An ongoing phishing campaign designed to harvest Office 365 credentials is using a Microsoft Outlook migration message, according to researchers at Abnormal Security.
See Also: Top 50 Security Threats
The phishing emails, which are designed to look as if they come from the IT department of the victims' organizations, say the recipient must update to the latest version of Microsoft Outlook, according to the report.
When victims click a link within the phishing email, they are directed to a malicious domain that shows an older version of the Outlook sign-up page that's designed to steal credentials, such as usernames and passwords, the researchers note.
"If the login page is filled out, the attacker will now have access to any platform that uses the victim's Microsoft credentials," according to the report.
The Abnormal Security researchers note that phishing emails, written in English or German, have landed in about 80,000 inboxes so far.
"The attacker says that the recipient has 24 hours to complete the 'migration,'" the Abnormal Security report notes. "Attackers know that they are more likely to see success when creating a sense of urgency on the part of the recipient: Moving quickly means that recipients will let their guard down and are less likely to inspect emails for any red flags."
In addition to the Microsoft Outlook migration theme, the campaign uses the COVID-19 pandemic as a lure to get more recipients to click the malicious link, the report says.
"The attack leverages the COVID-19 pandemic by mentioning a new 'COVID-19 Employee Symptom Tracker' to incentivize concerned recipients to click on the link," the researchers note.
Other Office 365 Attacks
In November, Microsoft's Security Intelligence team warned Office 365 users about a phishing campaign that appeared to be harvesting victims' credentials (see: Microsoft Warns of Office 365 Phishing Attacks).
In September, Microsoft provided additional details about how a hacking group affiliated with Russian military intelligence was attempting to harvest Office 365 credentials associated with election campaigns in the U.S. and U.K (see: Russia-Backed Hackers Try to Harvest Office 365 Credentials).
In that same month, the U.S. Cybersecurity and Infrastructure Security Agency issued a report describing how a threat actor used a well-known VPN vulnerability and compromised Office 365 credentials to gain administrative privileges to a federal agency's network (see: Federal Agency Hacked Using Stolen Office 365 Credentials).
Phishing attacks targeting Office 365 have increased significantly since the start of the COVID-19 pandemic, according to Microsoft.
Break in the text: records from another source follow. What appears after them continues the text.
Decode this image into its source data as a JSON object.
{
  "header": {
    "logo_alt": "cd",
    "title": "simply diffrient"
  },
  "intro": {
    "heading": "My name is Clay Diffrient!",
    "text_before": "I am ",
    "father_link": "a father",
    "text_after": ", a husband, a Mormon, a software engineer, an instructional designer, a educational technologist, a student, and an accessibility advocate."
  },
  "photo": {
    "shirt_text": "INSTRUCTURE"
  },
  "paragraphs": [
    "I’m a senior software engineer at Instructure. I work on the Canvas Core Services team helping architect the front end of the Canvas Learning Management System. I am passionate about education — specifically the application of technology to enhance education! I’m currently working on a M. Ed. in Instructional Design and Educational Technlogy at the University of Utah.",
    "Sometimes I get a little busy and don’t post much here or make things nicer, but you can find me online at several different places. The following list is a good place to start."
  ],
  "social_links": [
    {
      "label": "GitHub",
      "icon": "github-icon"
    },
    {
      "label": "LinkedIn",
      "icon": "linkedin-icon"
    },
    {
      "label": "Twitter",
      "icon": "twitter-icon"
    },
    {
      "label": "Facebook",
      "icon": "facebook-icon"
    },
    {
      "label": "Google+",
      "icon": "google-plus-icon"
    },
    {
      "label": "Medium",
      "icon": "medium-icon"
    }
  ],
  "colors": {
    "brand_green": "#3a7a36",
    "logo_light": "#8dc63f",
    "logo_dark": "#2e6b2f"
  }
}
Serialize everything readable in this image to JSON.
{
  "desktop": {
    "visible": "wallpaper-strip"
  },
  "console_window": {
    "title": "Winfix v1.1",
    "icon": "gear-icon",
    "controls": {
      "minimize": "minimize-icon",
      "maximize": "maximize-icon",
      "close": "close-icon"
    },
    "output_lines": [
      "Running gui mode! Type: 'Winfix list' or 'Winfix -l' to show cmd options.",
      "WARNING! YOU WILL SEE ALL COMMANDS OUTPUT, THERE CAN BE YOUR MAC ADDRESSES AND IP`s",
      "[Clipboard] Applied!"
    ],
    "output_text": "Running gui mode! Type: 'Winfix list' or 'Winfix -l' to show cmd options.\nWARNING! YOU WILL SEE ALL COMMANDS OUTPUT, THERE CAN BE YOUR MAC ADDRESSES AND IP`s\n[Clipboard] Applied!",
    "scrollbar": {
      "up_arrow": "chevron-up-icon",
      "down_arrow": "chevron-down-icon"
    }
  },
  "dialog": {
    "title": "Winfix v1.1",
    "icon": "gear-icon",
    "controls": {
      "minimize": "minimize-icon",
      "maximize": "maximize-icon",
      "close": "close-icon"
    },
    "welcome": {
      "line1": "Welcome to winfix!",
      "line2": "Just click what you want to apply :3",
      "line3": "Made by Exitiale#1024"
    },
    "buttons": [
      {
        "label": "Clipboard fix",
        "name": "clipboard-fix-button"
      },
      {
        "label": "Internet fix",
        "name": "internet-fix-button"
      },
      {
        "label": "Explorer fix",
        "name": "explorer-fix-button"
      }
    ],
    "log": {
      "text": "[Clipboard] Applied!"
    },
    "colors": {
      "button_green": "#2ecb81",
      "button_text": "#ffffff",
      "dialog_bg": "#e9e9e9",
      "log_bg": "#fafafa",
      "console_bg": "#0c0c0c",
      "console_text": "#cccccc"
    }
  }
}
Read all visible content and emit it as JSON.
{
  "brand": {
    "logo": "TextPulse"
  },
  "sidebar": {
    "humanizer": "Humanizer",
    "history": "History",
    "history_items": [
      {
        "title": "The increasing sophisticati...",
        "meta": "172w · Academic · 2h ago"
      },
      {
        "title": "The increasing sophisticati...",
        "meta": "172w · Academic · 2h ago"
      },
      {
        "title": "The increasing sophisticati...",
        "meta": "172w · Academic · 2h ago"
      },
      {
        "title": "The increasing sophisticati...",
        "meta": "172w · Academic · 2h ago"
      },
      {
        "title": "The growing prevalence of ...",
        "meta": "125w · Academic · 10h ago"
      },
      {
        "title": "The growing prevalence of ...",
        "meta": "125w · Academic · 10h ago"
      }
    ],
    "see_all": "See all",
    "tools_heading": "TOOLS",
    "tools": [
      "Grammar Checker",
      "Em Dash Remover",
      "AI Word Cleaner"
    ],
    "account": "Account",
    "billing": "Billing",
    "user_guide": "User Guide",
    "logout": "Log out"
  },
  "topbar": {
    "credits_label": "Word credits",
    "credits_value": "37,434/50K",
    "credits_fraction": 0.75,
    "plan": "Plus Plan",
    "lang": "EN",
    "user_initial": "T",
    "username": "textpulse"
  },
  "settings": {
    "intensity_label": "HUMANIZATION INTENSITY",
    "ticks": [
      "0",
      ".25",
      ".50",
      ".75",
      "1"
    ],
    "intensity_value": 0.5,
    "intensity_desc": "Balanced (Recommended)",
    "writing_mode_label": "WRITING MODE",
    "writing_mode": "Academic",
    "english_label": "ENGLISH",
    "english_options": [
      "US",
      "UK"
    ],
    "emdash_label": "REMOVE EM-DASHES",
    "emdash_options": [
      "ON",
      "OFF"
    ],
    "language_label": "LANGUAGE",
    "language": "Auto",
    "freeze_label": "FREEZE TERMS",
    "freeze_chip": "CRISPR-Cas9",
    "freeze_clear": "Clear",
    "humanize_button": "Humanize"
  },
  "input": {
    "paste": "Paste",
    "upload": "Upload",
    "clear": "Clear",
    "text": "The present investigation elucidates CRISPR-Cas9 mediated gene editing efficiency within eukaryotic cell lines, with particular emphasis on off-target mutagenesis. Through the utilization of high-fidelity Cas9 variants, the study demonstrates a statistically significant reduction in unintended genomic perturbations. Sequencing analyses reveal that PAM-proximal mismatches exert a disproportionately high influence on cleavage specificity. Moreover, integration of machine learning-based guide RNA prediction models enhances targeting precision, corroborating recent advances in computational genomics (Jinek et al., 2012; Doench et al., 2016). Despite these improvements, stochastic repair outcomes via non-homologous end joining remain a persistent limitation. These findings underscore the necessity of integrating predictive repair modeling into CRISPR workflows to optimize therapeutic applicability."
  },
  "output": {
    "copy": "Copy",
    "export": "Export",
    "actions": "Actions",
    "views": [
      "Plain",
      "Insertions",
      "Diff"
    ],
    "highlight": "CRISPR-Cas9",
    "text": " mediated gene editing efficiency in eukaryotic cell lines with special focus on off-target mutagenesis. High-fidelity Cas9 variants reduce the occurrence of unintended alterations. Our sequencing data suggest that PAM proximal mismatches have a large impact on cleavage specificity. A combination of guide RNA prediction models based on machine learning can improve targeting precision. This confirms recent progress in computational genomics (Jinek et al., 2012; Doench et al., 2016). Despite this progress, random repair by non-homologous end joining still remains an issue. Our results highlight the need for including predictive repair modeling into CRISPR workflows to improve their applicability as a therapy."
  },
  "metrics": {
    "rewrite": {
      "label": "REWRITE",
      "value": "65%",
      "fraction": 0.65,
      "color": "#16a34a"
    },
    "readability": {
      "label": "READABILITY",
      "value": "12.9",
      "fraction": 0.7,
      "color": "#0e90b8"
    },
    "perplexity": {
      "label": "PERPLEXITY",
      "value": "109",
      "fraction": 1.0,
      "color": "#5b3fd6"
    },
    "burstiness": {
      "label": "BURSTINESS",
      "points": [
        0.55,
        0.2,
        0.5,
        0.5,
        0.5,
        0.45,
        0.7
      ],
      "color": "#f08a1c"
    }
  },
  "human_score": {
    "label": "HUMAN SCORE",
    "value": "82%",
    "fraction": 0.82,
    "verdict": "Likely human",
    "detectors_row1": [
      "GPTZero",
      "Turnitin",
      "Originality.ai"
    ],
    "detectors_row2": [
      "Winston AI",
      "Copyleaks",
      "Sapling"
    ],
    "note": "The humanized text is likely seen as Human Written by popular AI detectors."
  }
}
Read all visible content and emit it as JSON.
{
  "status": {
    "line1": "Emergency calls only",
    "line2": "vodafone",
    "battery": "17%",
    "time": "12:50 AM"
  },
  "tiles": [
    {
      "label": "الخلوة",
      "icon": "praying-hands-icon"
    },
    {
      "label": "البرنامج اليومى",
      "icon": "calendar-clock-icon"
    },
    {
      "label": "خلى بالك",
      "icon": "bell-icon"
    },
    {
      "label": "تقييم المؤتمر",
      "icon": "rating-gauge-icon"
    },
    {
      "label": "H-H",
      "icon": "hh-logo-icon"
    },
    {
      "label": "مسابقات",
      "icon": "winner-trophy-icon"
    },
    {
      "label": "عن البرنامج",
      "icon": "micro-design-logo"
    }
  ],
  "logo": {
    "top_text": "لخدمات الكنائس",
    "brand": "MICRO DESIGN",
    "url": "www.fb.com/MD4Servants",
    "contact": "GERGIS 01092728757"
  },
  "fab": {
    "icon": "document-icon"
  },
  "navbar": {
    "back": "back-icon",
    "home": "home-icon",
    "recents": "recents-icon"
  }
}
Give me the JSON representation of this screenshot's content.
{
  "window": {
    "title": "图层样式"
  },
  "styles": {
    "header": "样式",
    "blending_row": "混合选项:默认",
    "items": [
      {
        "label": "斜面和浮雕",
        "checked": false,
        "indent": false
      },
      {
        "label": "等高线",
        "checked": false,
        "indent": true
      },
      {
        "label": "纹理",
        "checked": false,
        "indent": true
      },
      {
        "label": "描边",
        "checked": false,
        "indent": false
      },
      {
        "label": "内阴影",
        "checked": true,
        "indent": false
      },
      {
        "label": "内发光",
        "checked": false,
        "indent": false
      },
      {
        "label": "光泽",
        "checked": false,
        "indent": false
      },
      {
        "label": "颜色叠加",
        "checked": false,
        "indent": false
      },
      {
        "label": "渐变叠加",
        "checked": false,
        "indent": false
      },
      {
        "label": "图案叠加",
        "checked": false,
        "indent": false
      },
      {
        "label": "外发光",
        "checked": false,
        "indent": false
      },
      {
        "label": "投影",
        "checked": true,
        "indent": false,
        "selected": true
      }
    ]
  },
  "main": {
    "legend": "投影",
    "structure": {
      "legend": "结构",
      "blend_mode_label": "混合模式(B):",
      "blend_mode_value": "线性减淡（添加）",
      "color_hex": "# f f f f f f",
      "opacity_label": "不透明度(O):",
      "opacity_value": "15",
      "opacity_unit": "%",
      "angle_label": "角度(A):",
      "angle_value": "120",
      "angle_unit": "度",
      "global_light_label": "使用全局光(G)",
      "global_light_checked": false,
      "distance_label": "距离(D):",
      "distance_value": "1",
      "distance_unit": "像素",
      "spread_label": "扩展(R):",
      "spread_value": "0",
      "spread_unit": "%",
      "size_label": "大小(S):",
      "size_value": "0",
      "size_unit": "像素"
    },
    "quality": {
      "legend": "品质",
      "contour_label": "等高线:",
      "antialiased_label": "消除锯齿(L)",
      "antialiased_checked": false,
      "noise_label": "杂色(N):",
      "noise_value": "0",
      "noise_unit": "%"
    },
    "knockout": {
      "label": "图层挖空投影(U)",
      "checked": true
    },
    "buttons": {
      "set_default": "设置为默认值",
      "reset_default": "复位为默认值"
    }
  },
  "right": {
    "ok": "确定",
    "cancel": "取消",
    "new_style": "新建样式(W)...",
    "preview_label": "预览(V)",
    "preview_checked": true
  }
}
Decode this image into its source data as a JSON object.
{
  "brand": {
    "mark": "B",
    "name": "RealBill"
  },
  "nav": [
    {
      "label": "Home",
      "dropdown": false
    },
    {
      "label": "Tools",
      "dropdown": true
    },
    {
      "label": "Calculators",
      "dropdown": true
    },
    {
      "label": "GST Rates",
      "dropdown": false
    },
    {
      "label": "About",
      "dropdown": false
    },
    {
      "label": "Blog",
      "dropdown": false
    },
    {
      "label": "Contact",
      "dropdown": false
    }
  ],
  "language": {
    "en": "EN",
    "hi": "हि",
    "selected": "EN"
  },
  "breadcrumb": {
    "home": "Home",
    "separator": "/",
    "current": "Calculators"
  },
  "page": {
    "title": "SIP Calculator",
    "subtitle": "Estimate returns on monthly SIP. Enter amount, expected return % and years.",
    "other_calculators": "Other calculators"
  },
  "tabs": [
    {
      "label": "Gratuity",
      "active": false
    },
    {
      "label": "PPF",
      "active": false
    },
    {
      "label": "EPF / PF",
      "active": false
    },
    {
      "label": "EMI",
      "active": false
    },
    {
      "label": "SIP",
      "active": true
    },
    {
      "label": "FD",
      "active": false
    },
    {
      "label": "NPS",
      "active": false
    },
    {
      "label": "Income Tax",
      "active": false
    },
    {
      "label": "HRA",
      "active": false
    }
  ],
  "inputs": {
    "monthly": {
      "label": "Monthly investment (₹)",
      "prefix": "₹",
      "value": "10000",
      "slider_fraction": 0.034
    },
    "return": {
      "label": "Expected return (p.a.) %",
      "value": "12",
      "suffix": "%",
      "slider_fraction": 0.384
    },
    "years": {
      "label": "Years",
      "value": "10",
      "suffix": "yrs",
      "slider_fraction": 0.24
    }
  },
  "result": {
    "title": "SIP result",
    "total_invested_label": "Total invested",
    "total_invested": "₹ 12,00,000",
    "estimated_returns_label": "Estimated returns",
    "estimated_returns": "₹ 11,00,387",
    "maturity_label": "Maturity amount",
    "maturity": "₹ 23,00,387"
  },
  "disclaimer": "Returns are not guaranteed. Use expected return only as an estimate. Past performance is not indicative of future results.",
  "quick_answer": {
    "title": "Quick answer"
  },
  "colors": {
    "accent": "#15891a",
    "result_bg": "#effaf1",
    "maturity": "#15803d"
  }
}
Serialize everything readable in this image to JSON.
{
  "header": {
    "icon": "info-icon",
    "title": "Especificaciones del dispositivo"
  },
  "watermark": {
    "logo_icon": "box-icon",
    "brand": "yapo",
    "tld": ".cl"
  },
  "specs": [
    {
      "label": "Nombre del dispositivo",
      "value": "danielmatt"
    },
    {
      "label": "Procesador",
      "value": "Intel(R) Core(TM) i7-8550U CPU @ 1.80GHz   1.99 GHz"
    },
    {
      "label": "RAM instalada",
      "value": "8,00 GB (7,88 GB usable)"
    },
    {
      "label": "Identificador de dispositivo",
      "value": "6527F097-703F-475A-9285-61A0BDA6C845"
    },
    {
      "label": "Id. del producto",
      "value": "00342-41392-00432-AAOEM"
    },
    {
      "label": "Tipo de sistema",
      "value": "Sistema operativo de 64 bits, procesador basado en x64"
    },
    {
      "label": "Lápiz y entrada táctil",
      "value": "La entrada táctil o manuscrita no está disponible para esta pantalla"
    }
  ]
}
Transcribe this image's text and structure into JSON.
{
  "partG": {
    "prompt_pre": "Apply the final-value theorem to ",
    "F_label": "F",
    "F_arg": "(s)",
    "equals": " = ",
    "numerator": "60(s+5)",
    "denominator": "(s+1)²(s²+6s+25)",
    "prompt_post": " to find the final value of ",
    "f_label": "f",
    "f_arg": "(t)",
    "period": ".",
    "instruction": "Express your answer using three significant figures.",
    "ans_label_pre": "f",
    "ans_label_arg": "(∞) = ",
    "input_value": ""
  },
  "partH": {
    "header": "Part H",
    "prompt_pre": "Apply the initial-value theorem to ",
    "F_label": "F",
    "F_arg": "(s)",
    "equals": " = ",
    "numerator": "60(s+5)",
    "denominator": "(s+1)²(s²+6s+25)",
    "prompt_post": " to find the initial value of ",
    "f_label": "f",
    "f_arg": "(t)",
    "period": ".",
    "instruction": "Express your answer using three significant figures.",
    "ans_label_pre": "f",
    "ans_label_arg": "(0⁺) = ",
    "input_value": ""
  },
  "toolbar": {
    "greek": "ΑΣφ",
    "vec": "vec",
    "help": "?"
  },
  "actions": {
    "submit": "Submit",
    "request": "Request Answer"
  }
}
In September, the company reported that, in the first half of 2020, its researchers saw an approximate 35% increase in total attack volume compared to the second half of 2019.